Interview with two Polish speakers in Glasgow


Audio audience

Adults (18+)
General public
For gender Mixed
Audience size N/A

Audio awareness & spontaneity

Speaker awareness Aware
Degree of spontaneity Spontaneous

Audio footage information

Original title Interview with two Polish speakers in Glasgow
Year of recording 2010
Recording person id 1205
Size (min) 27
Size (mb) 103

Audio setting

Recording venue Glasgow

Audio relationship between recorder/interviewer and speakers

Not previously acquainted
Speakers knew each other Yes

Audio transcription information

Transcriber id 718
Year of transcription 2010
Year material recorded 2010
Word count 3758

Audio type

General description Interview carried out as part of English Language / AUL@W oral history project


Participant details

Participant id 1205


Participant details

Participant id 1206
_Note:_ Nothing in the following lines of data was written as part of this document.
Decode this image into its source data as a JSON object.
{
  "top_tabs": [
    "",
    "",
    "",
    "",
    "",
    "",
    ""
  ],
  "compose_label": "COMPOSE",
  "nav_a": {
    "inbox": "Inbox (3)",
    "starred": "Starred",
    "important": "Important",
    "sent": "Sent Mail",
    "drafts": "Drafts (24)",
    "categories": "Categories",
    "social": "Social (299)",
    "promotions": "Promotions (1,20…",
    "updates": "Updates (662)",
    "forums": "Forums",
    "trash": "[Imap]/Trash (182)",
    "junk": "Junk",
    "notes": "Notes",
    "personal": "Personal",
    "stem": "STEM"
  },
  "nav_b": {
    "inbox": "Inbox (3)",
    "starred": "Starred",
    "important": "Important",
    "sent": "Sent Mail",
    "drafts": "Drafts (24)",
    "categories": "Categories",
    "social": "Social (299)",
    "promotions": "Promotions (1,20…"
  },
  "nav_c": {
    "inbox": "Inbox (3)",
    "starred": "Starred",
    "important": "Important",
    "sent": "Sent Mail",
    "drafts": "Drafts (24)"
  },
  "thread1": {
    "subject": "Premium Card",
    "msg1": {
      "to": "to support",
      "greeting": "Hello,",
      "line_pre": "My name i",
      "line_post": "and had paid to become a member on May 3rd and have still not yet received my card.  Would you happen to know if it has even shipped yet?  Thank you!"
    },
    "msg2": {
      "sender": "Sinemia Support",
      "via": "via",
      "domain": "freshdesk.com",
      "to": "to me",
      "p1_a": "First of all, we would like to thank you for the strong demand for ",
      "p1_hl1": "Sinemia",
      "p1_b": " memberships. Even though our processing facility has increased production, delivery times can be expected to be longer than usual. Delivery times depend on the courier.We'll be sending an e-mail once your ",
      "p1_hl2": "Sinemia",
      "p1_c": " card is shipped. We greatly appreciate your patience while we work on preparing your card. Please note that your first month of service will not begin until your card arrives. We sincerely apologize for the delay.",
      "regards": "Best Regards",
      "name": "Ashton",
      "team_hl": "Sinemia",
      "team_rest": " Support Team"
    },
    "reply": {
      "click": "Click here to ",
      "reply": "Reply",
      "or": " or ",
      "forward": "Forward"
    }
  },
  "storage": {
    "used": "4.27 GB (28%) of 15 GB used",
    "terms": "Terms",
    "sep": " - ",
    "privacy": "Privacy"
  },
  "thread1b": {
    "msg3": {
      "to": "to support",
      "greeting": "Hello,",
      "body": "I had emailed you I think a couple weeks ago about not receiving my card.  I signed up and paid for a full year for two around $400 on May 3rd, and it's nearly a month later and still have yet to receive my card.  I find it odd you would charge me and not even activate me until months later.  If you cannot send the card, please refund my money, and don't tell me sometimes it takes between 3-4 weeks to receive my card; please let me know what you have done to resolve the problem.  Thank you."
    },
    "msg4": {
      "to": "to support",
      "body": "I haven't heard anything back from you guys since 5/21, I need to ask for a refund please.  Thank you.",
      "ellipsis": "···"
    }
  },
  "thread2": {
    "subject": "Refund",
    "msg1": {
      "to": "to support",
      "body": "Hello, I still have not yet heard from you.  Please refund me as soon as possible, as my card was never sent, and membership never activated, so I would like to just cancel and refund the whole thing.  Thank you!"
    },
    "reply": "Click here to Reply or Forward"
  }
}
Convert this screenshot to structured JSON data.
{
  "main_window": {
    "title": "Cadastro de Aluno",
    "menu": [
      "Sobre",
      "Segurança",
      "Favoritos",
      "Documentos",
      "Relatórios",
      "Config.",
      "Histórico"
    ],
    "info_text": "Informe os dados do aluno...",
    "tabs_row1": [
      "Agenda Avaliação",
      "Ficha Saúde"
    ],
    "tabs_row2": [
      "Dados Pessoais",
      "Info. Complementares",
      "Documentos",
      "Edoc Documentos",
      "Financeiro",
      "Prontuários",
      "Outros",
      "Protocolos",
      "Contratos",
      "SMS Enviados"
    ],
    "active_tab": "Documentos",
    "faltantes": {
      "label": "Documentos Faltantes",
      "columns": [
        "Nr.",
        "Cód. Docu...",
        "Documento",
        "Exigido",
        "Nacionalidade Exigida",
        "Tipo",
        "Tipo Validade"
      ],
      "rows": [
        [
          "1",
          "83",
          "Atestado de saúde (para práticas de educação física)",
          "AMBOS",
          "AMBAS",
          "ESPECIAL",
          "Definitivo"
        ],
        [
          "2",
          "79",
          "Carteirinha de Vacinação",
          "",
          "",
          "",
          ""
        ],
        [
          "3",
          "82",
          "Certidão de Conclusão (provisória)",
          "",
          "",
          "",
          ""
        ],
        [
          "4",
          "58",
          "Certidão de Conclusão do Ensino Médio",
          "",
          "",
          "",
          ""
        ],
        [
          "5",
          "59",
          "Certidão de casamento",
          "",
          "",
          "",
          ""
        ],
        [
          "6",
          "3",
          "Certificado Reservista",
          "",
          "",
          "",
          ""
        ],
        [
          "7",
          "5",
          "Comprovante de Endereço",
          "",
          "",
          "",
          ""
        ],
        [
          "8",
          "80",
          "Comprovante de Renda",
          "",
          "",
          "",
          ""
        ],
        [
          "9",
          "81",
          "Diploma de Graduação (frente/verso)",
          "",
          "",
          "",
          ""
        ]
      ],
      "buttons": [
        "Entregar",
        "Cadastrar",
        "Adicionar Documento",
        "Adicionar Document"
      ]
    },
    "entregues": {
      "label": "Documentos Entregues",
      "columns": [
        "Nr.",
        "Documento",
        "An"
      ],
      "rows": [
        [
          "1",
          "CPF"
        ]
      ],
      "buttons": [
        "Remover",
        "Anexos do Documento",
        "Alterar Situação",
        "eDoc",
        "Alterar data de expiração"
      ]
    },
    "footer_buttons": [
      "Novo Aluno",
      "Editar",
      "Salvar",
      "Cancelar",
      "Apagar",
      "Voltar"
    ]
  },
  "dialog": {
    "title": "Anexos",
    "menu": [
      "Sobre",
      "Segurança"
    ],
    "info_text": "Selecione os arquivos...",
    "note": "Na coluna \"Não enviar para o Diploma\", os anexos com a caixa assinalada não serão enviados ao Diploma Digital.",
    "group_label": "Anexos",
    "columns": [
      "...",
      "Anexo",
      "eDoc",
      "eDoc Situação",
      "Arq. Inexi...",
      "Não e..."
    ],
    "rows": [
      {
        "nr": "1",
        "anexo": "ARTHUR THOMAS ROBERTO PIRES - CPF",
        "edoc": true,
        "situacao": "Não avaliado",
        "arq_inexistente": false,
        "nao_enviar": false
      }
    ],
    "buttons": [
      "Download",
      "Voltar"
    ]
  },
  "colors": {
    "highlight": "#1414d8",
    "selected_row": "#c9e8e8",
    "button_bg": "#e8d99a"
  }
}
Participant details

Participant id 1207
Gender Male
Decade of birth 1980